• [What is being asked]
Each line of the data below that contains "letter" must be copied.

• [Provided records]
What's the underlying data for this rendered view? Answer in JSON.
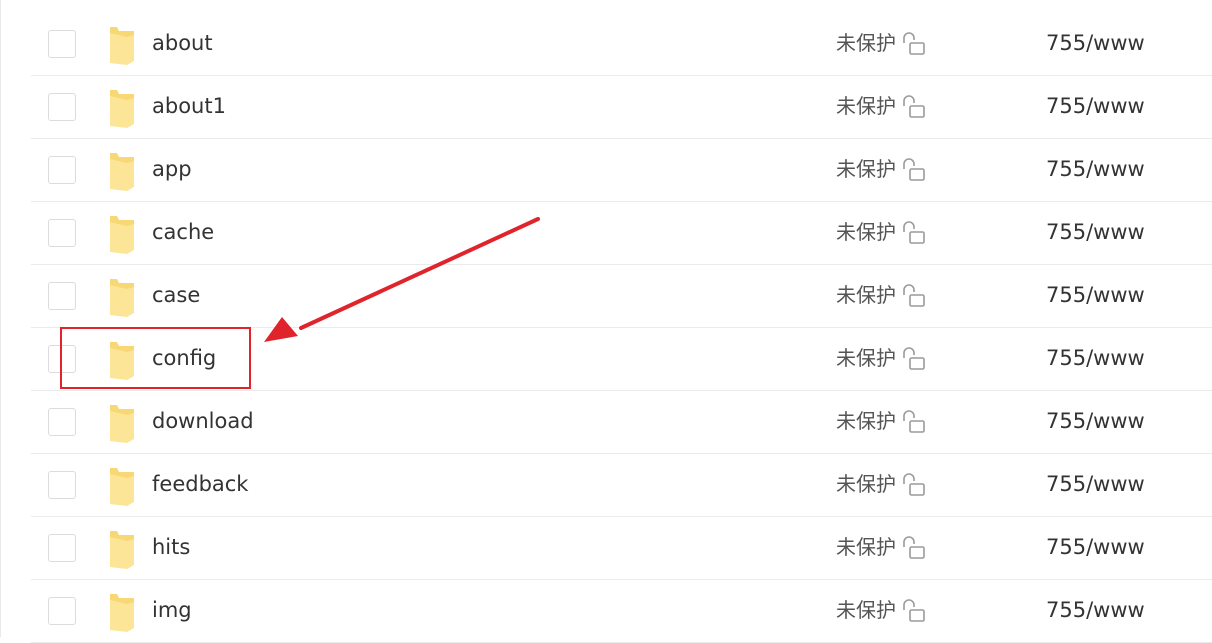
{
  "files": [
    {
      "name": "about",
      "protection": "未保护",
      "permission": "755/www"
    },
    {
      "name": "about1",
      "protection": "未保护",
      "permission": "755/www"
    },
    {
      "name": "app",
      "protection": "未保护",
      "permission": "755/www"
    },
    {
      "name": "cache",
      "protection": "未保护",
      "permission": "755/www"
    },
    {
      "name": "case",
      "protection": "未保护",
      "permission": "755/www"
    },
    {
      "name": "config",
      "protection": "未保护",
      "permission": "755/www"
    },
    {
      "name": "download",
      "protection": "未保护",
      "permission": "755/www"
    },
    {
      "name": "feedback",
      "protection": "未保护",
      "permission": "755/www"
    },
    {
      "name": "hits",
      "protection": "未保护",
      "permission": "755/www"
    },
    {
      "name": "img",
      "protection": "未保护",
      "permission": "755/www"
    }
  ],
  "highlighted_item": "config",
  "colors": {
    "folder_body": "#f8d775",
    "folder_front": "#fde597",
    "annotation": "#e0242b",
    "lock_icon": "#9a9a9a"
  },
  "icons": {
    "folder": "folder-icon",
    "lock": "unlocked-padlock-icon"
  }
}
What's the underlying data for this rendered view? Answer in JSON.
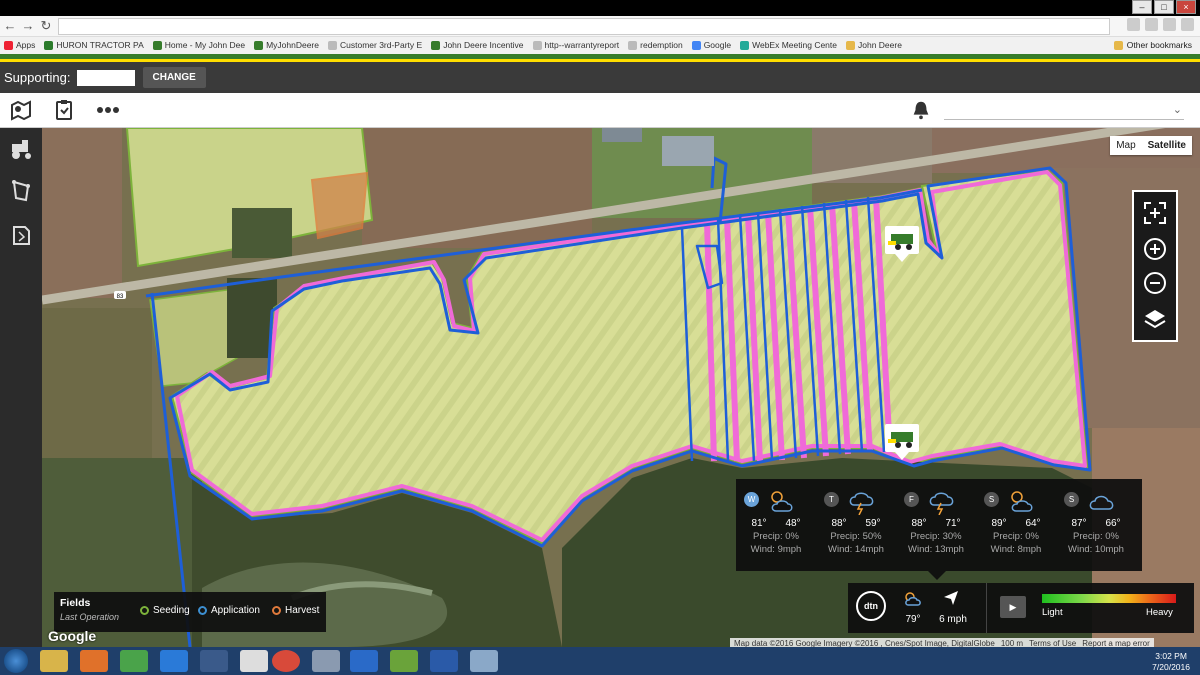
{
  "browser": {
    "bookmarks": [
      {
        "label": "Apps",
        "color": "#e23"
      },
      {
        "label": "HURON TRACTOR PA",
        "color": "#2a7a2a"
      },
      {
        "label": "Home - My John Dee",
        "color": "#367c2b"
      },
      {
        "label": "MyJohnDeere",
        "color": "#367c2b"
      },
      {
        "label": "Customer 3rd-Party E",
        "color": "#bbb"
      },
      {
        "label": "John Deere Incentive",
        "color": "#367c2b"
      },
      {
        "label": "http--warrantyreport",
        "color": "#bbb"
      },
      {
        "label": "redemption",
        "color": "#bbb"
      },
      {
        "label": "Google",
        "color": "#4285f4"
      },
      {
        "label": "WebEx Meeting Cente",
        "color": "#2a9"
      },
      {
        "label": "John Deere",
        "color": "#e6b84a"
      }
    ],
    "other_bookmarks": "Other bookmarks"
  },
  "support_bar": {
    "label": "Supporting:",
    "change_label": "CHANGE"
  },
  "map": {
    "type_map": "Map",
    "type_satellite": "Satellite",
    "road_label": "83",
    "google": "Google",
    "attribution": {
      "data": "Map data ©2016 Google Imagery ©2016 , Cnes/Spot Image, DigitalGlobe",
      "scale": "100 m",
      "terms": "Terms of Use",
      "report": "Report a map error"
    }
  },
  "weather": {
    "days": [
      {
        "letter": "W",
        "high": "81°",
        "low": "48°",
        "precip": "Precip: 0%",
        "wind": "Wind: 9mph",
        "icon": "partly-sunny-icon",
        "today": true
      },
      {
        "letter": "T",
        "high": "88°",
        "low": "59°",
        "precip": "Precip: 50%",
        "wind": "Wind: 14mph",
        "icon": "thunderstorm-icon",
        "today": false
      },
      {
        "letter": "F",
        "high": "88°",
        "low": "71°",
        "precip": "Precip: 30%",
        "wind": "Wind: 13mph",
        "icon": "thunderstorm-icon",
        "today": false
      },
      {
        "letter": "S",
        "high": "89°",
        "low": "64°",
        "precip": "Precip: 0%",
        "wind": "Wind: 8mph",
        "icon": "partly-sunny-icon",
        "today": false
      },
      {
        "letter": "S",
        "high": "87°",
        "low": "66°",
        "precip": "Precip: 0%",
        "wind": "Wind: 10mph",
        "icon": "cloudy-icon",
        "today": false
      }
    ]
  },
  "dtn": {
    "logo": "dtn",
    "current_temp": "79°",
    "current_wind": "6 mph",
    "scale_light": "Light",
    "scale_heavy": "Heavy"
  },
  "legend": {
    "title": "Fields",
    "subtitle": "Last Operation",
    "items": [
      {
        "label": "Seeding",
        "color": "#7db33b"
      },
      {
        "label": "Application",
        "color": "#3d8fd1"
      },
      {
        "label": "Harvest",
        "color": "#e07a3c"
      }
    ]
  },
  "taskbar": {
    "time": "3:02 PM",
    "date": "7/20/2016"
  },
  "colors": {
    "field_boundary_blue": "#1e5fd8",
    "coverage_pink": "#f06ad8",
    "deere_green": "#367c2b",
    "deere_yellow": "#ffde00"
  }
}
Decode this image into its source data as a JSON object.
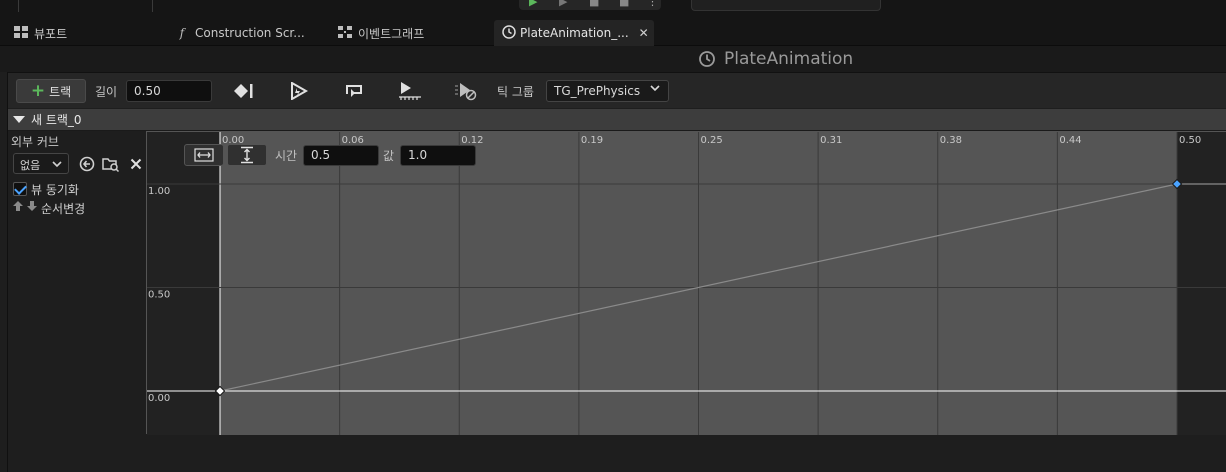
{
  "tabs": [
    {
      "icon": "viewport-icon",
      "label": "뷰포트"
    },
    {
      "icon": "function-icon",
      "label": "Construction Scr..."
    },
    {
      "icon": "event-graph-icon",
      "label": "이벤트그래프"
    },
    {
      "icon": "clock-icon",
      "label": "PlateAnimation_...",
      "active": true
    }
  ],
  "title": "PlateAnimation",
  "toolbar": {
    "add_track_label": "트랙",
    "length_label": "길이",
    "length_value": "0.50",
    "tick_group_label": "틱 그룹",
    "tick_group_value": "TG_PrePhysics"
  },
  "track": {
    "name": "새 트랙_0",
    "external_curve_label": "외부 커브",
    "external_curve_value": "없음",
    "sync_view_label": "뷰 동기화",
    "sync_view_checked": true,
    "reorder_label": "순서변경"
  },
  "curve_editor": {
    "time_label": "시간",
    "time_value": "0.5",
    "value_label": "값",
    "value_value": "1.0",
    "x_ticks": [
      "0.00",
      "0.06",
      "0.12",
      "0.19",
      "0.25",
      "0.31",
      "0.38",
      "0.44",
      "0.50"
    ],
    "y_ticks": [
      "1.00",
      "0.50",
      "0.00"
    ]
  },
  "chart_data": {
    "type": "line",
    "x": [
      0.0,
      0.5
    ],
    "series": [
      {
        "values": [
          0.0,
          1.0
        ]
      }
    ],
    "xlim": [
      0,
      0.5
    ],
    "ylim": [
      0,
      1
    ]
  },
  "colors": {
    "curve": "#8a8a8a",
    "key_selected": "#4aa3ff",
    "key": "#ffffff",
    "accent_green": "#5cb85c"
  }
}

• [Exercise output]
        "letter": "W",
        "letter": "T",
        "letter": "F",
        "letter": "S",
        "letter": "S",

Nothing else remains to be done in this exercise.